[Web page and app entries]
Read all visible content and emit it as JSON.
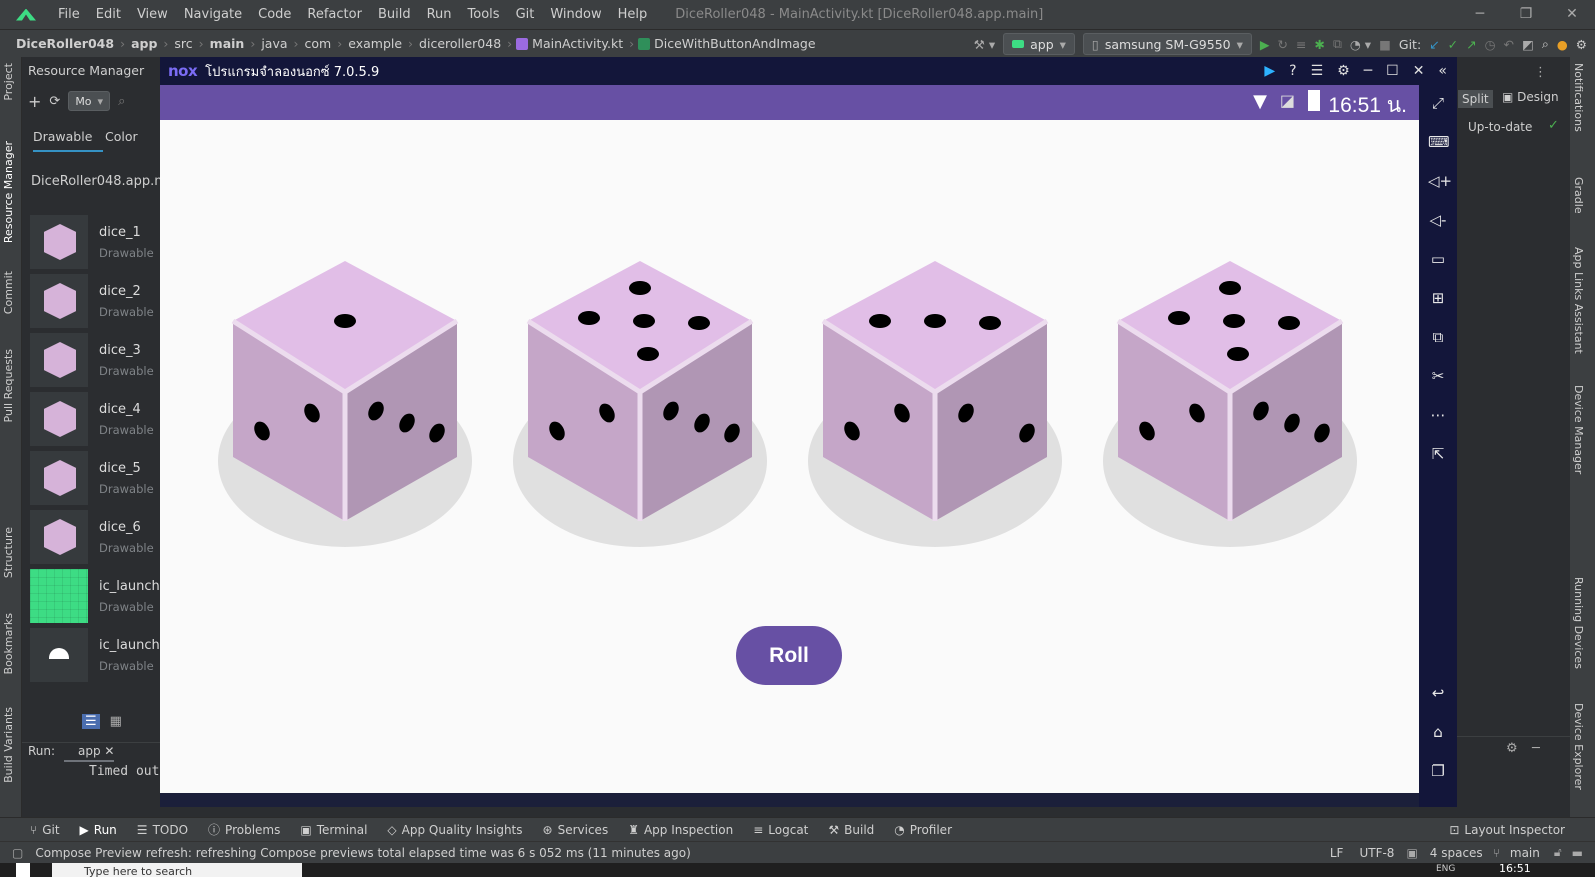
{
  "ide": {
    "menu": [
      "File",
      "Edit",
      "View",
      "Navigate",
      "Code",
      "Refactor",
      "Build",
      "Run",
      "Tools",
      "Git",
      "Window",
      "Help"
    ],
    "window_title": "DiceRoller048 - MainActivity.kt [DiceRoller048.app.main]",
    "breadcrumb": [
      "DiceRoller048",
      "app",
      "src",
      "main",
      "java",
      "com",
      "example",
      "diceroller048",
      "MainActivity.kt",
      "DiceWithButtonAndImage"
    ],
    "run_config": "app",
    "device": "samsung SM-G9550",
    "git_label": "Git:",
    "split_label": "Split",
    "design_label": "Design",
    "up_to_date": "Up-to-date"
  },
  "left_strip": [
    "Project",
    "Resource Manager",
    "Commit",
    "Pull Requests",
    "Structure",
    "Bookmarks",
    "Build Variants"
  ],
  "right_strip": [
    "Notifications",
    "Gradle",
    "App Links Assistant",
    "Device Manager",
    "Running Devices",
    "Device Explorer"
  ],
  "resource_manager": {
    "title": "Resource Manager",
    "module_select": "Mo",
    "tabs": [
      "Drawable",
      "Color"
    ],
    "module": "DiceRoller048.app.ma",
    "items": [
      {
        "name": "dice_1",
        "type": "Drawable"
      },
      {
        "name": "dice_2",
        "type": "Drawable"
      },
      {
        "name": "dice_3",
        "type": "Drawable"
      },
      {
        "name": "dice_4",
        "type": "Drawable"
      },
      {
        "name": "dice_5",
        "type": "Drawable"
      },
      {
        "name": "dice_6",
        "type": "Drawable"
      },
      {
        "name": "ic_launche",
        "type": "Drawable"
      },
      {
        "name": "ic_launche",
        "type": "Drawable"
      }
    ]
  },
  "run_panel": {
    "label": "Run:",
    "tab": "app",
    "output": "Timed out"
  },
  "nox": {
    "logo": "nox",
    "title": "โปรแกรมจำลองนอกซ์ 7.0.5.9",
    "clock": "16:51 น.",
    "roll_label": "Roll",
    "dice_faces": [
      1,
      5,
      3,
      5
    ]
  },
  "bottom_tabs": [
    "Git",
    "Run",
    "TODO",
    "Problems",
    "Terminal",
    "App Quality Insights",
    "Services",
    "App Inspection",
    "Logcat",
    "Build",
    "Profiler"
  ],
  "layout_inspector": "Layout Inspector",
  "status": {
    "message": "Compose Preview refresh: refreshing Compose previews total elapsed time was 6 s 052 ms (11 minutes ago)",
    "line_ending": "LF",
    "encoding": "UTF-8",
    "indent": "4 spaces",
    "branch": "main"
  },
  "taskbar": {
    "search": "Type here to search",
    "time": "16:51",
    "lang": "ENG"
  },
  "colors": {
    "purple": "#6750a4",
    "die_top": "#e1bee7",
    "die_left": "#c5a6c8",
    "die_right": "#b096b4"
  }
}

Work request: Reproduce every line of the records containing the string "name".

Answer section:
        "name": "dice_1",
        "name": "dice_2",
        "name": "dice_3",
        "name": "dice_4",
        "name": "dice_5",
        "name": "dice_6",
        "name": "ic_launche",
        "name": "ic_launche",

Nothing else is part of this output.